### Task objective
Without including any pictures, write out all the records word for word.

(Excerpts from an interface dataset)
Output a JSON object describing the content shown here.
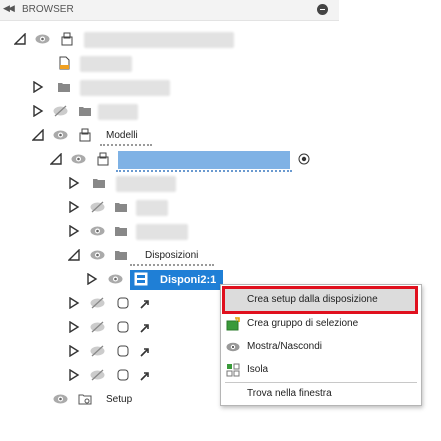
{
  "header": {
    "title": "BROWSER"
  },
  "tree": {
    "modelli_label": "Modelli",
    "disposizioni_label": "Disposizioni",
    "selected_label": "Disponi2:1",
    "setup_label": "Setup"
  },
  "context_menu": {
    "items": [
      {
        "label": "Crea setup dalla disposizione",
        "icon": "none",
        "highlighted": true
      },
      {
        "label": "Crea gruppo di selezione",
        "icon": "selection-group-icon"
      },
      {
        "label": "Mostra/Nascondi",
        "icon": "eye-icon"
      },
      {
        "label": "Isola",
        "icon": "isolate-icon"
      },
      {
        "label": "Trova nella finestra",
        "icon": "none"
      }
    ]
  },
  "colors": {
    "selection_blue": "#1f7fd6",
    "highlight_red": "#e0101e",
    "accent_blue": "#7fb2e5"
  }
}
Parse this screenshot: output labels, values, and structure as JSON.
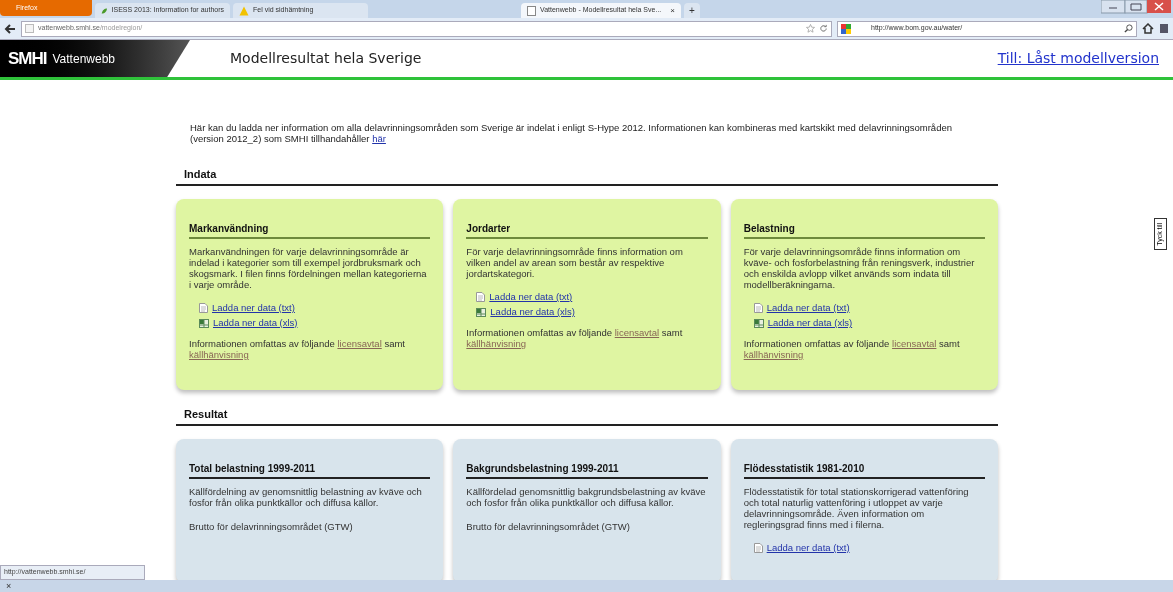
{
  "browser": {
    "menu_button": "Firefox",
    "tabs": [
      {
        "title": "ISESS 2013: Information for authors",
        "selected": false,
        "kind": "leaf"
      },
      {
        "title": "Fel vid sidhämtning",
        "selected": false,
        "kind": "warning"
      },
      {
        "title": "Vattenwebb - Modellresultat hela Sve...",
        "selected": true,
        "kind": "page"
      }
    ],
    "new_tab": "+",
    "close_tab": "×",
    "address": {
      "host": "vattenwebb.smhi.se",
      "path": "/modelregion/"
    },
    "search": "http://www.bom.gov.au/water/"
  },
  "header": {
    "logo": "SMHI",
    "site": "Vattenwebb",
    "title": "Modellresultat hela Sverige",
    "link": "Till: Låst modellversion"
  },
  "intro": {
    "text": "Här kan du ladda ner information om alla delavrinningsområden som Sverige är indelat i enligt S-Hype 2012. Informationen kan kombineras med kartskikt med delavrinningsområden (version 2012_2) som SMHI tillhandahåller",
    "link": "här"
  },
  "sections": [
    {
      "title": "Indata",
      "kind": "input",
      "cards": [
        {
          "title": "Markanvändning",
          "text": "Markanvändningen för varje delavrinningsområde är indelad i kategorier som till exempel jordbruksmark och skogsmark. I filen finns fördelningen mellan kategorierna i varje område.",
          "downloads": [
            {
              "label": "Ladda ner data (txt)",
              "kind": "txt"
            },
            {
              "label": "Ladda ner data (xls)",
              "kind": "xls"
            }
          ],
          "license": {
            "prefix": "Informationen omfattas av följande",
            "link": "licensavtal",
            "middle": "samt",
            "link2": "källhänvisning"
          }
        },
        {
          "title": "Jordarter",
          "text": "För varje delavrinningsområde finns information om vilken andel av arean som består av respektive jordartskategori.",
          "downloads": [
            {
              "label": "Ladda ner data (txt)",
              "kind": "txt"
            },
            {
              "label": "Ladda ner data (xls)",
              "kind": "xls"
            }
          ],
          "license": {
            "prefix": "Informationen omfattas av följande",
            "link": "licensavtal",
            "middle": "samt",
            "link2": "källhänvisning"
          }
        },
        {
          "title": "Belastning",
          "text": "För varje delavrinningsområde finns information om kväve- och fosforbelastning från reningsverk, industrier och enskilda avlopp vilket används som indata till modellberäkningarna.",
          "downloads": [
            {
              "label": "Ladda ner data (txt)",
              "kind": "txt"
            },
            {
              "label": "Ladda ner data (xls)",
              "kind": "xls"
            }
          ],
          "license": {
            "prefix": "Informationen omfattas av följande",
            "link": "licensavtal",
            "middle": "samt",
            "link2": "källhänvisning"
          }
        }
      ]
    },
    {
      "title": "Resultat",
      "kind": "result",
      "cards": [
        {
          "title": "Total belastning 1999-2011",
          "text": "Källfördelning av genomsnittlig belastning av kväve och fosfor från olika punktkällor och diffusa källor.",
          "subtitle": "Brutto för delavrinningsområdet (GTW)"
        },
        {
          "title": "Bakgrundsbelastning 1999-2011",
          "text": "Källfördelad genomsnittlig bakgrundsbelastning av kväve och fosfor från olika punktkällor och diffusa källor.",
          "subtitle": "Brutto för delavrinningsområdet (GTW)"
        },
        {
          "title": "Flödesstatistik 1981-2010",
          "text": "Flödesstatistik för total stationskorrigerad vattenföring och total naturlig vattenföring i utloppet av varje delavrinningsområde. Även information om regleringsgrad finns med i filerna.",
          "downloads": [
            {
              "label": "Ladda ner data (txt)",
              "kind": "txt"
            }
          ]
        }
      ]
    }
  ],
  "feedback_tab": "Tyck till",
  "status_url": "http://vattenwebb.smhi.se/",
  "bottom_bar": {
    "close": "×"
  }
}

### Solution for this exercise
Output a JSON object describing the content shown here.
{
  "header": {
    "title": "BROWSER"
  },
  "tree": {
    "modelli_label": "Modelli",
    "disposizioni_label": "Disposizioni",
    "selected_label": "Disponi2:1",
    "setup_label": "Setup"
  },
  "context_menu": {
    "items": [
      {
        "label": "Crea setup dalla disposizione",
        "icon": "none",
        "highlighted": true
      },
      {
        "label": "Crea gruppo di selezione",
        "icon": "selection-group-icon"
      },
      {
        "label": "Mostra/Nascondi",
        "icon": "eye-icon"
      },
      {
        "label": "Isola",
        "icon": "isolate-icon"
      },
      {
        "label": "Trova nella finestra",
        "icon": "none"
      }
    ]
  },
  "colors": {
    "selection_blue": "#1f7fd6",
    "highlight_red": "#e0101e",
    "accent_blue": "#7fb2e5"
  }
}
Parse this screenshot: output labels, values, and structure as JSON.
{
  "browser": {
    "menu_button": "Firefox",
    "tabs": [
      {
        "title": "ISESS 2013: Information for authors",
        "selected": false,
        "kind": "leaf"
      },
      {
        "title": "Fel vid sidhämtning",
        "selected": false,
        "kind": "warning"
      },
      {
        "title": "Vattenwebb - Modellresultat hela Sve...",
        "selected": true,
        "kind": "page"
      }
    ],
    "new_tab": "+",
    "close_tab": "×",
    "address": {
      "host": "vattenwebb.smhi.se",
      "path": "/modelregion/"
    },
    "search": "http://www.bom.gov.au/water/"
  },
  "header": {
    "logo": "SMHI",
    "site": "Vattenwebb",
    "title": "Modellresultat hela Sverige",
    "link": "Till: Låst modellversion"
  },
  "intro": {
    "text": "Här kan du ladda ner information om alla delavrinningsområden som Sverige är indelat i enligt S-Hype 2012. Informationen kan kombineras med kartskikt med delavrinningsområden (version 2012_2) som SMHI tillhandahåller",
    "link": "här"
  },
  "sections": [
    {
      "title": "Indata",
      "kind": "input",
      "cards": [
        {
          "title": "Markanvändning",
          "text": "Markanvändningen för varje delavrinningsområde är indelad i kategorier som till exempel jordbruksmark och skogsmark. I filen finns fördelningen mellan kategorierna i varje område.",
          "downloads": [
            {
              "label": "Ladda ner data (txt)",
              "kind": "txt"
            },
            {
              "label": "Ladda ner data (xls)",
              "kind": "xls"
            }
          ],
          "license": {
            "prefix": "Informationen omfattas av följande",
            "link": "licensavtal",
            "middle": "samt",
            "link2": "källhänvisning"
          }
        },
        {
          "title": "Jordarter",
          "text": "För varje delavrinningsområde finns information om vilken andel av arean som består av respektive jordartskategori.",
          "downloads": [
            {
              "label": "Ladda ner data (txt)",
              "kind": "txt"
            },
            {
              "label": "Ladda ner data (xls)",
              "kind": "xls"
            }
          ],
          "license": {
            "prefix": "Informationen omfattas av följande",
            "link": "licensavtal",
            "middle": "samt",
            "link2": "källhänvisning"
          }
        },
        {
          "title": "Belastning",
          "text": "För varje delavrinningsområde finns information om kväve- och fosforbelastning från reningsverk, industrier och enskilda avlopp vilket används som indata till modellberäkningarna.",
          "downloads": [
            {
              "label": "Ladda ner data (txt)",
              "kind": "txt"
            },
            {
              "label": "Ladda ner data (xls)",
              "kind": "xls"
            }
          ],
          "license": {
            "prefix": "Informationen omfattas av följande",
            "link": "licensavtal",
            "middle": "samt",
            "link2": "källhänvisning"
          }
        }
      ]
    },
    {
      "title": "Resultat",
      "kind": "result",
      "cards": [
        {
          "title": "Total belastning 1999-2011",
          "text": "Källfördelning av genomsnittlig belastning av kväve och fosfor från olika punktkällor och diffusa källor.",
          "subtitle": "Brutto för delavrinningsområdet (GTW)"
        },
        {
          "title": "Bakgrundsbelastning 1999-2011",
          "text": "Källfördelad genomsnittlig bakgrundsbelastning av kväve och fosfor från olika punktkällor och diffusa källor.",
          "subtitle": "Brutto för delavrinningsområdet (GTW)"
        },
        {
          "title": "Flödesstatistik 1981-2010",
          "text": "Flödesstatistik för total stationskorrigerad vattenföring och total naturlig vattenföring i utloppet av varje delavrinningsområde. Även information om regleringsgrad finns med i filerna.",
          "downloads": [
            {
              "label": "Ladda ner data (txt)",
              "kind": "txt"
            }
          ]
        }
      ]
    }
  ],
  "feedback_tab": "Tyck till",
  "status_url": "http://vattenwebb.smhi.se/",
  "bottom_bar": {
    "close": "×"
  }
}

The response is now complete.